>>>

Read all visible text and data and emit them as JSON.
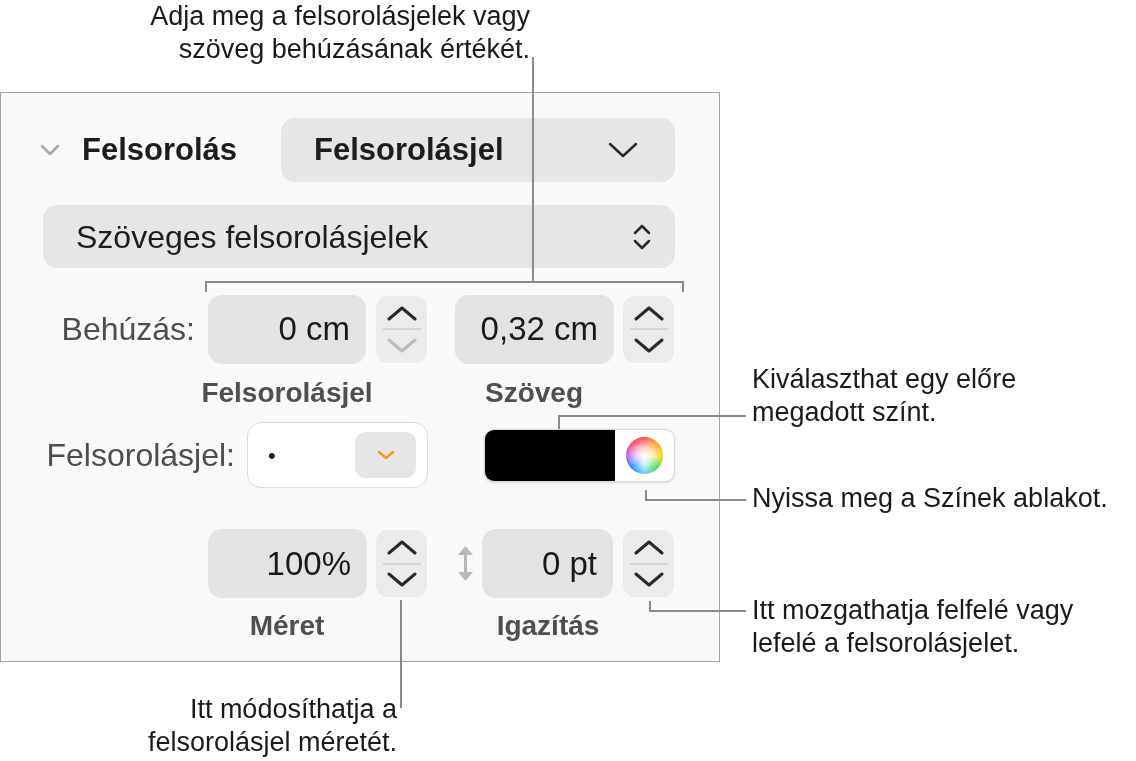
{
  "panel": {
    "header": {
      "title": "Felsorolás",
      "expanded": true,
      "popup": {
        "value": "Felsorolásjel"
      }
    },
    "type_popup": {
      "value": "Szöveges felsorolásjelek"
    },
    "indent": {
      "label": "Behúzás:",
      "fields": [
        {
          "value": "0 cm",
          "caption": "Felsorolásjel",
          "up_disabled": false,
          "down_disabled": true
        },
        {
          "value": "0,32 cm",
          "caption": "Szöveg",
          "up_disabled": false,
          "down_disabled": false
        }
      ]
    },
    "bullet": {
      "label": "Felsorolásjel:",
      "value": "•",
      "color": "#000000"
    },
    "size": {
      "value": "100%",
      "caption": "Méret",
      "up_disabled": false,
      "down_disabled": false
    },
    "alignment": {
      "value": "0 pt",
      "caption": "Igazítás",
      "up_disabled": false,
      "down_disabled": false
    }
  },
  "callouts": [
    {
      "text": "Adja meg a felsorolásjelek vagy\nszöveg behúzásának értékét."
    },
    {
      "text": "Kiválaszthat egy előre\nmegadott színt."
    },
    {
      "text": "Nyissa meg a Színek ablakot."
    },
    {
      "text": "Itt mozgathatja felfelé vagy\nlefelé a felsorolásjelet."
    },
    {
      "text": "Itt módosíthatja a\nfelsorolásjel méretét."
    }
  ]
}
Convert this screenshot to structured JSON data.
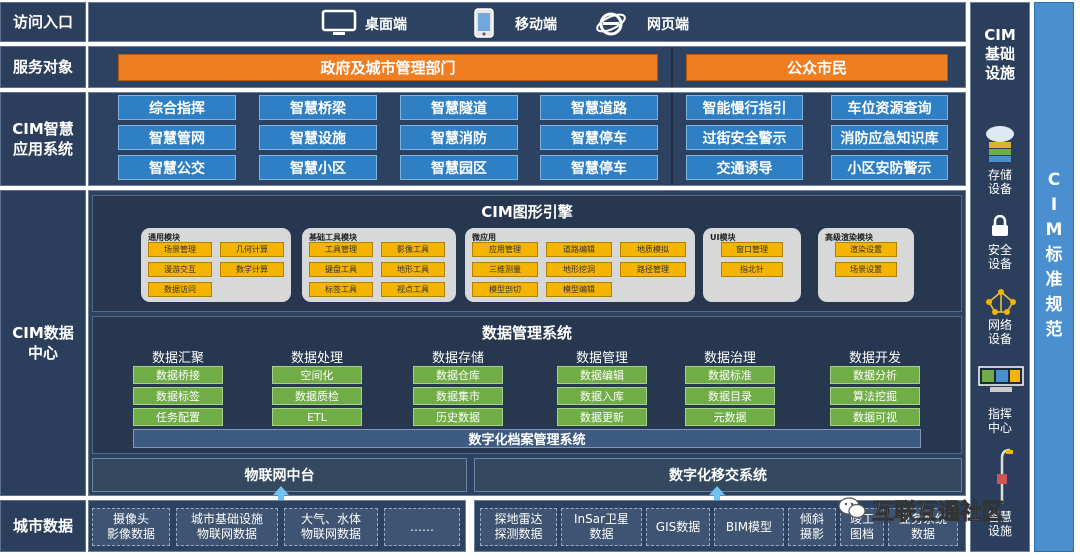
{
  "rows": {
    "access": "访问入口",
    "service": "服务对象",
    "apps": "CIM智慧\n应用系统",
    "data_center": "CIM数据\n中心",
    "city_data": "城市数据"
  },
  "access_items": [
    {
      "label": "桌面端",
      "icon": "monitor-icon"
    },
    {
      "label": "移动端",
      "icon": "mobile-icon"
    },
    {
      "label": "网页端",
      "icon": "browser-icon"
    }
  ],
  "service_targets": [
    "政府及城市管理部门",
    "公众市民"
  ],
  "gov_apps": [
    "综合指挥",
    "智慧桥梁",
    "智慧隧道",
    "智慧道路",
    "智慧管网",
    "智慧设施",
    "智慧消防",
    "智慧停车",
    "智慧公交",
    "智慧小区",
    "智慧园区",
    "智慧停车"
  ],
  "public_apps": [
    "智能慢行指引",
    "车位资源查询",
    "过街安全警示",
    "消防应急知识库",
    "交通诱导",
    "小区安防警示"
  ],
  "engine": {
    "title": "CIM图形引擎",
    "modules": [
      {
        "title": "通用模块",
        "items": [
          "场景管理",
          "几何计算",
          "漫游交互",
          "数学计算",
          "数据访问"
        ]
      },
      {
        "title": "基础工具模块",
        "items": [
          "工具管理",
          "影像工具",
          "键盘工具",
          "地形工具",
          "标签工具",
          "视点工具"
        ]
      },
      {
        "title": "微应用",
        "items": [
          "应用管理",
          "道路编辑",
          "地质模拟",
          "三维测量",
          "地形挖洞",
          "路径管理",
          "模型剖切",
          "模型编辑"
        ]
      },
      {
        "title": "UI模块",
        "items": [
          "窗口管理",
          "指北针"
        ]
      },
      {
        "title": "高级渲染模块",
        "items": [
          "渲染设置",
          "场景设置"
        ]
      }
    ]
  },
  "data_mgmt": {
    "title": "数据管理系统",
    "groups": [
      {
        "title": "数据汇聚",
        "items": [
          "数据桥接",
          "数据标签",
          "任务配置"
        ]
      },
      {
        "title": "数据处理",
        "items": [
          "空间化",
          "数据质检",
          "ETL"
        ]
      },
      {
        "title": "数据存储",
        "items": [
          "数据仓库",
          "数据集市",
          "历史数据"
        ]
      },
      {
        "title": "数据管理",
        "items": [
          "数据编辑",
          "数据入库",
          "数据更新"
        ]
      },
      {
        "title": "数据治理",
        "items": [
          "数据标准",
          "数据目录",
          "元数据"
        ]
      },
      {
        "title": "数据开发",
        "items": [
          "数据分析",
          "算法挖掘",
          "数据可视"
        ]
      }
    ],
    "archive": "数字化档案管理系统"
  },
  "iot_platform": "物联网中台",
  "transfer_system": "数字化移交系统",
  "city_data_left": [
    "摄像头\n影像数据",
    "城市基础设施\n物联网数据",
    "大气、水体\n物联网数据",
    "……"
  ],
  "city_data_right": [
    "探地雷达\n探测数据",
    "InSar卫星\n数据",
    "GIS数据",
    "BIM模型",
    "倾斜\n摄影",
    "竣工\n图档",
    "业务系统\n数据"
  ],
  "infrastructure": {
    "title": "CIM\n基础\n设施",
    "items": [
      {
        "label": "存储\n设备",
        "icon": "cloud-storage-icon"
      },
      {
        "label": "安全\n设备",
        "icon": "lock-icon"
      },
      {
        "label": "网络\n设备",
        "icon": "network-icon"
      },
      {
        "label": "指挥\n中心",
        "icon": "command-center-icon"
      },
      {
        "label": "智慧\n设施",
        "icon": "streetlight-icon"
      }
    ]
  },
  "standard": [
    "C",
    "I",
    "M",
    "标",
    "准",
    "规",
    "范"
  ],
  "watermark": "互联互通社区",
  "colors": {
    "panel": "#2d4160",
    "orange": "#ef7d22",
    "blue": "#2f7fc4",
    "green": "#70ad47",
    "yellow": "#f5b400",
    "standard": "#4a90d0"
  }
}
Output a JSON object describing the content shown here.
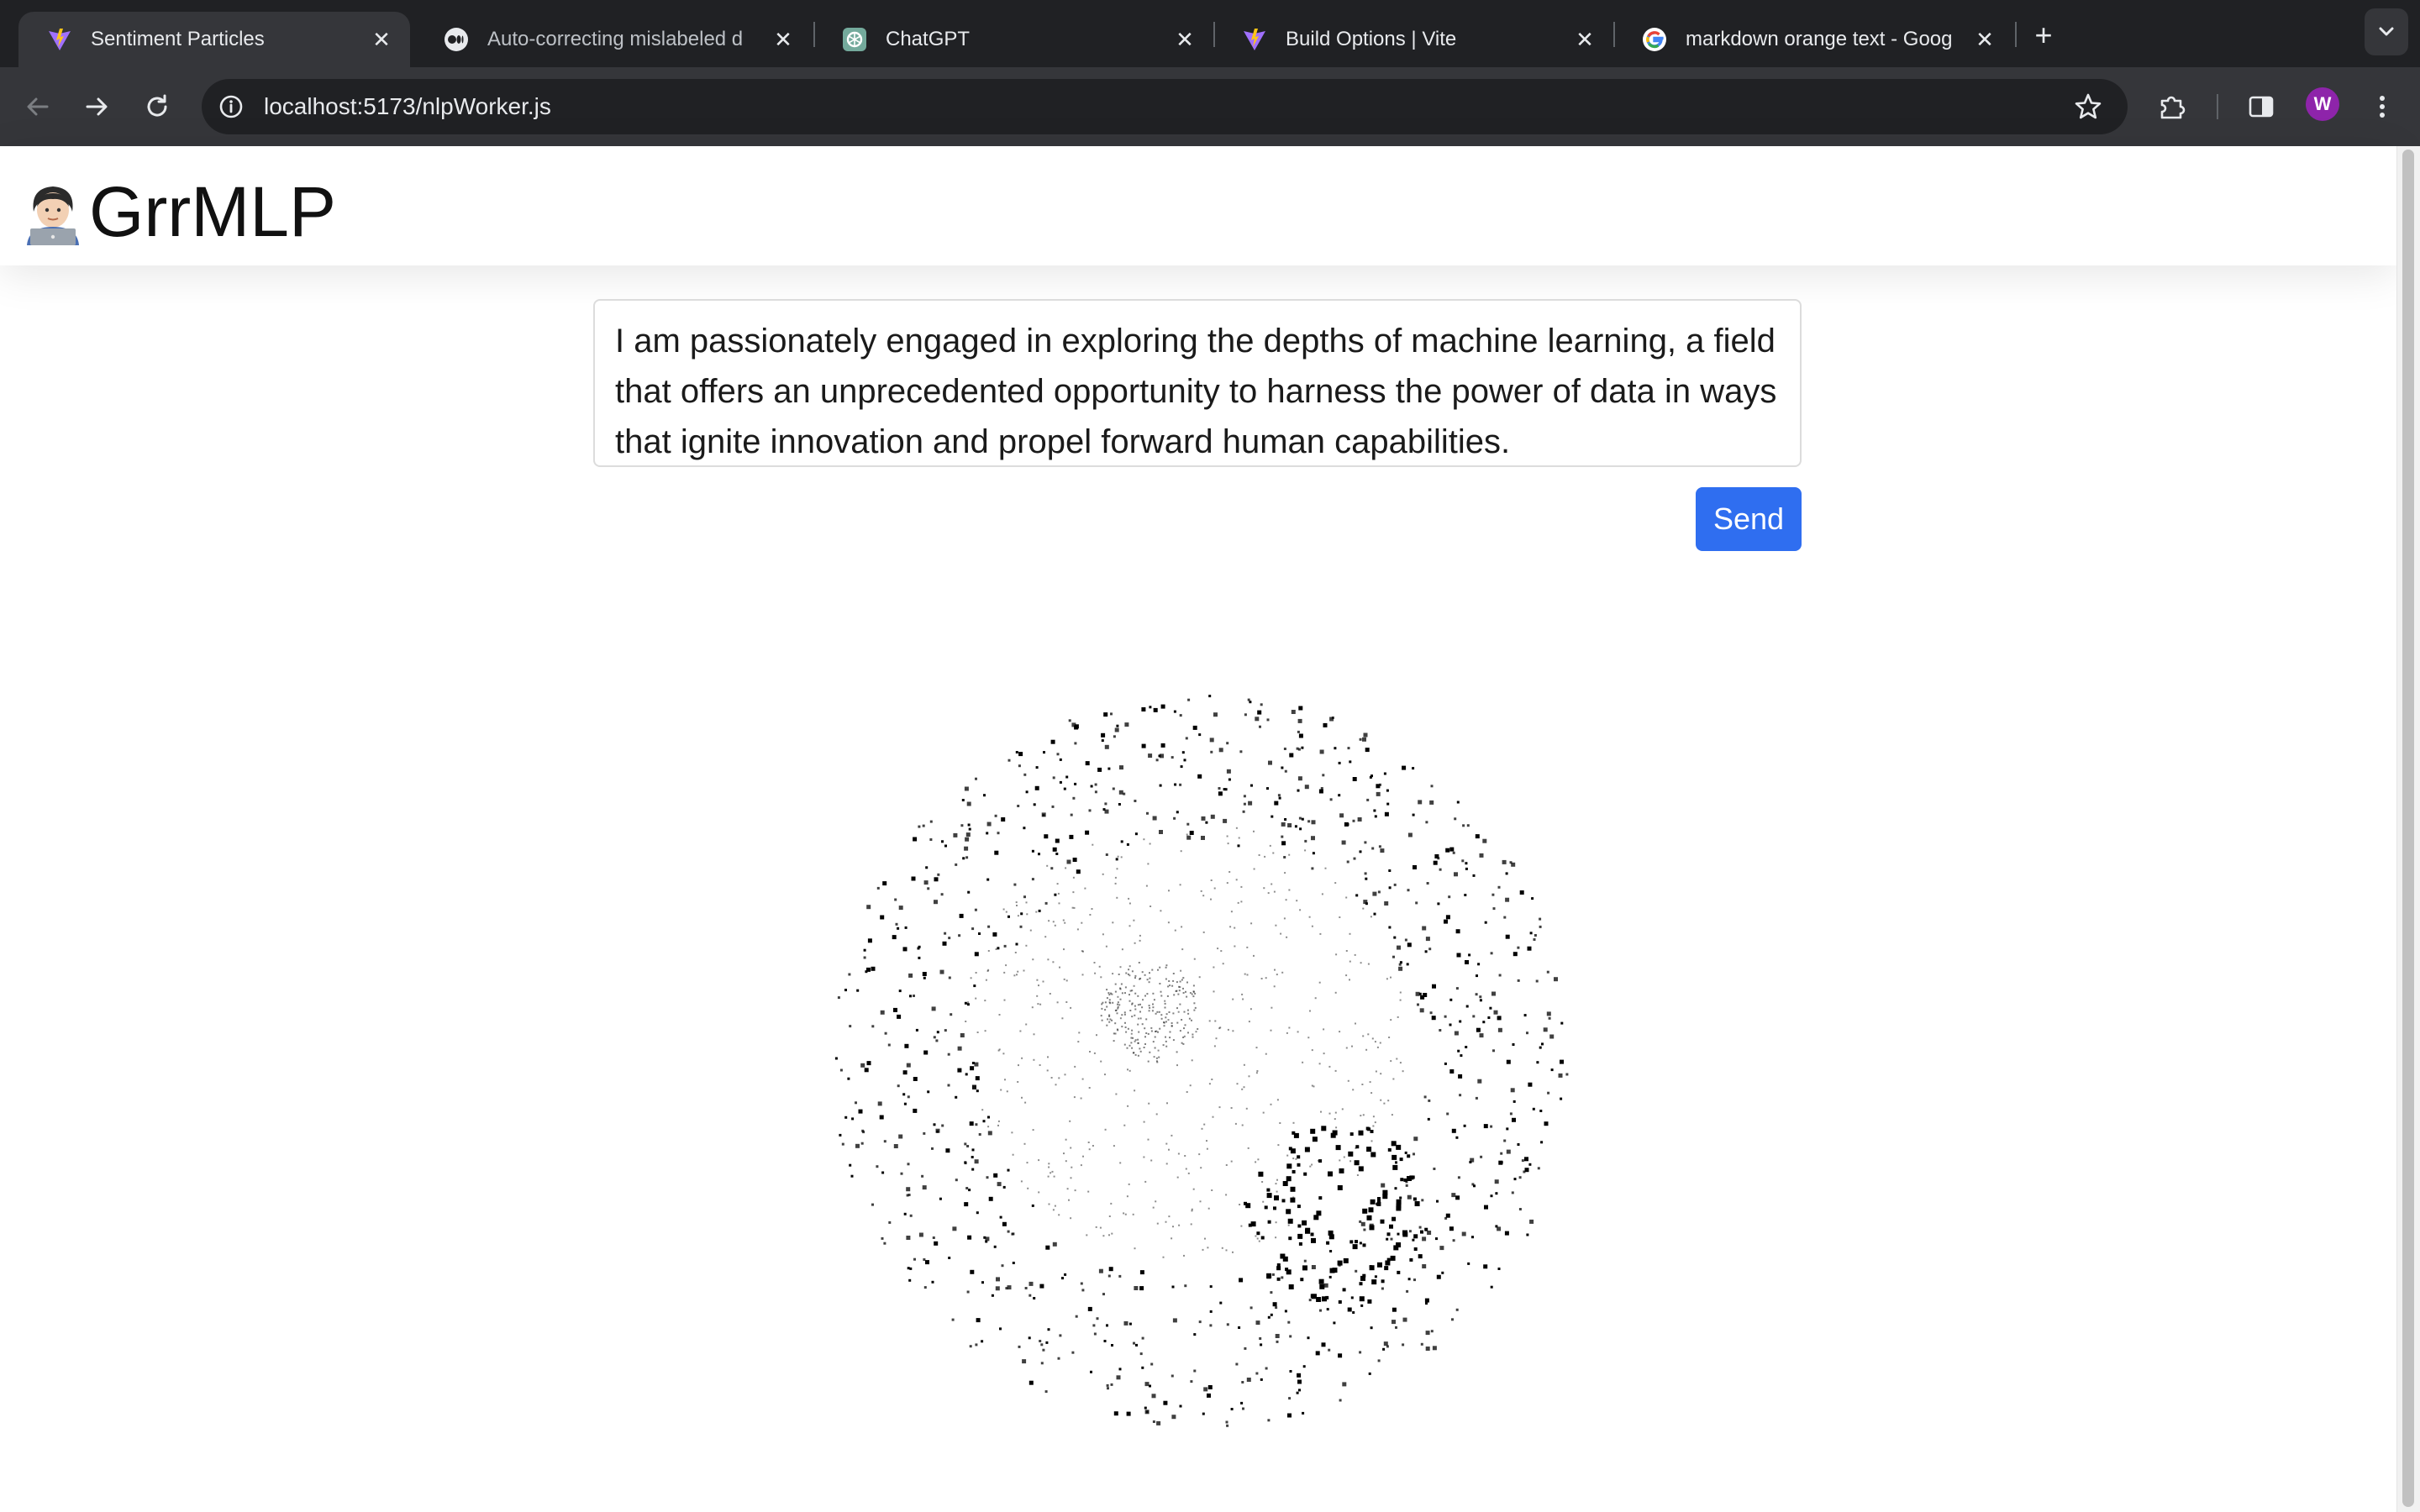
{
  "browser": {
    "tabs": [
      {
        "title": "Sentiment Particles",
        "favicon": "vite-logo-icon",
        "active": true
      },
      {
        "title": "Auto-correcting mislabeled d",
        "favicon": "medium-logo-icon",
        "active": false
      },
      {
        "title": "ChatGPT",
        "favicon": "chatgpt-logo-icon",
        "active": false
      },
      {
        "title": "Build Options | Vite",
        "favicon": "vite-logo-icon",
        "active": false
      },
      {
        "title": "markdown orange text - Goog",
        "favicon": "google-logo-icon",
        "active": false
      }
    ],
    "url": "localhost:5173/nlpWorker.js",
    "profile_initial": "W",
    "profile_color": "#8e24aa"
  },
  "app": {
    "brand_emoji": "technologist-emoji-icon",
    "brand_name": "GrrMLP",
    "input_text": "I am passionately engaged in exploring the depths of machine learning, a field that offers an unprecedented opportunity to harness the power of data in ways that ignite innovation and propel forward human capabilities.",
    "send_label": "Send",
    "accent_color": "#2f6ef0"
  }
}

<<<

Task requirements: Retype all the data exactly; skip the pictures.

Answer to this problem:
Read all visible text and data and emit them as JSON.
{
  "panel": {
    "header": {
      "title": "Felsorolás",
      "expanded": true,
      "popup": {
        "value": "Felsorolásjel"
      }
    },
    "type_popup": {
      "value": "Szöveges felsorolásjelek"
    },
    "indent": {
      "label": "Behúzás:",
      "fields": [
        {
          "value": "0 cm",
          "caption": "Felsorolásjel",
          "up_disabled": false,
          "down_disabled": true
        },
        {
          "value": "0,32 cm",
          "caption": "Szöveg",
          "up_disabled": false,
          "down_disabled": false
        }
      ]
    },
    "bullet": {
      "label": "Felsorolásjel:",
      "value": "•",
      "color": "#000000"
    },
    "size": {
      "value": "100%",
      "caption": "Méret",
      "up_disabled": false,
      "down_disabled": false
    },
    "alignment": {
      "value": "0 pt",
      "caption": "Igazítás",
      "up_disabled": false,
      "down_disabled": false
    }
  },
  "callouts": [
    {
      "text": "Adja meg a felsorolásjelek vagy\nszöveg behúzásának értékét."
    },
    {
      "text": "Kiválaszthat egy előre\nmegadott színt."
    },
    {
      "text": "Nyissa meg a Színek ablakot."
    },
    {
      "text": "Itt mozgathatja felfelé vagy\nlefelé a felsorolásjelet."
    },
    {
      "text": "Itt módosíthatja a\nfelsorolásjel méretét."
    }
  ]
}
Convert this screenshot to structured JSON data.
{
  "rows": {
    "access": "访问入口",
    "service": "服务对象",
    "apps": "CIM智慧\n应用系统",
    "data_center": "CIM数据\n中心",
    "city_data": "城市数据"
  },
  "access_items": [
    {
      "label": "桌面端",
      "icon": "monitor-icon"
    },
    {
      "label": "移动端",
      "icon": "mobile-icon"
    },
    {
      "label": "网页端",
      "icon": "browser-icon"
    }
  ],
  "service_targets": [
    "政府及城市管理部门",
    "公众市民"
  ],
  "gov_apps": [
    "综合指挥",
    "智慧桥梁",
    "智慧隧道",
    "智慧道路",
    "智慧管网",
    "智慧设施",
    "智慧消防",
    "智慧停车",
    "智慧公交",
    "智慧小区",
    "智慧园区",
    "智慧停车"
  ],
  "public_apps": [
    "智能慢行指引",
    "车位资源查询",
    "过街安全警示",
    "消防应急知识库",
    "交通诱导",
    "小区安防警示"
  ],
  "engine": {
    "title": "CIM图形引擎",
    "modules": [
      {
        "title": "通用模块",
        "items": [
          "场景管理",
          "几何计算",
          "漫游交互",
          "数学计算",
          "数据访问"
        ]
      },
      {
        "title": "基础工具模块",
        "items": [
          "工具管理",
          "影像工具",
          "键盘工具",
          "地形工具",
          "标签工具",
          "视点工具"
        ]
      },
      {
        "title": "微应用",
        "items": [
          "应用管理",
          "道路编辑",
          "地质模拟",
          "三维测量",
          "地形挖洞",
          "路径管理",
          "模型剖切",
          "模型编辑"
        ]
      },
      {
        "title": "UI模块",
        "items": [
          "窗口管理",
          "指北针"
        ]
      },
      {
        "title": "高级渲染模块",
        "items": [
          "渲染设置",
          "场景设置"
        ]
      }
    ]
  },
  "data_mgmt": {
    "title": "数据管理系统",
    "groups": [
      {
        "title": "数据汇聚",
        "items": [
          "数据桥接",
          "数据标签",
          "任务配置"
        ]
      },
      {
        "title": "数据处理",
        "items": [
          "空间化",
          "数据质检",
          "ETL"
        ]
      },
      {
        "title": "数据存储",
        "items": [
          "数据仓库",
          "数据集市",
          "历史数据"
        ]
      },
      {
        "title": "数据管理",
        "items": [
          "数据编辑",
          "数据入库",
          "数据更新"
        ]
      },
      {
        "title": "数据治理",
        "items": [
          "数据标准",
          "数据目录",
          "元数据"
        ]
      },
      {
        "title": "数据开发",
        "items": [
          "数据分析",
          "算法挖掘",
          "数据可视"
        ]
      }
    ],
    "archive": "数字化档案管理系统"
  },
  "iot_platform": "物联网中台",
  "transfer_system": "数字化移交系统",
  "city_data_left": [
    "摄像头\n影像数据",
    "城市基础设施\n物联网数据",
    "大气、水体\n物联网数据",
    "……"
  ],
  "city_data_right": [
    "探地雷达\n探测数据",
    "InSar卫星\n数据",
    "GIS数据",
    "BIM模型",
    "倾斜\n摄影",
    "竣工\n图档",
    "业务系统\n数据"
  ],
  "infrastructure": {
    "title": "CIM\n基础\n设施",
    "items": [
      {
        "label": "存储\n设备",
        "icon": "cloud-storage-icon"
      },
      {
        "label": "安全\n设备",
        "icon": "lock-icon"
      },
      {
        "label": "网络\n设备",
        "icon": "network-icon"
      },
      {
        "label": "指挥\n中心",
        "icon": "command-center-icon"
      },
      {
        "label": "智慧\n设施",
        "icon": "streetlight-icon"
      }
    ]
  },
  "standard": [
    "C",
    "I",
    "M",
    "标",
    "准",
    "规",
    "范"
  ],
  "watermark": "互联互通社区",
  "colors": {
    "panel": "#2d4160",
    "orange": "#ef7d22",
    "blue": "#2f7fc4",
    "green": "#70ad47",
    "yellow": "#f5b400",
    "standard": "#4a90d0"
  }
}
Output a JSON object describing the content shown here.
{
  "browser": {
    "tabs": [
      {
        "title": "Sentiment Particles",
        "favicon": "vite-logo-icon",
        "active": true
      },
      {
        "title": "Auto-correcting mislabeled d",
        "favicon": "medium-logo-icon",
        "active": false
      },
      {
        "title": "ChatGPT",
        "favicon": "chatgpt-logo-icon",
        "active": false
      },
      {
        "title": "Build Options | Vite",
        "favicon": "vite-logo-icon",
        "active": false
      },
      {
        "title": "markdown orange text - Goog",
        "favicon": "google-logo-icon",
        "active": false
      }
    ],
    "url": "localhost:5173/nlpWorker.js",
    "profile_initial": "W",
    "profile_color": "#8e24aa"
  },
  "app": {
    "brand_emoji": "technologist-emoji-icon",
    "brand_name": "GrrMLP",
    "input_text": "I am passionately engaged in exploring the depths of machine learning, a field that offers an unprecedented opportunity to harness the power of data in ways that ignite innovation and propel forward human capabilities.",
    "send_label": "Send",
    "accent_color": "#2f6ef0"
  }
}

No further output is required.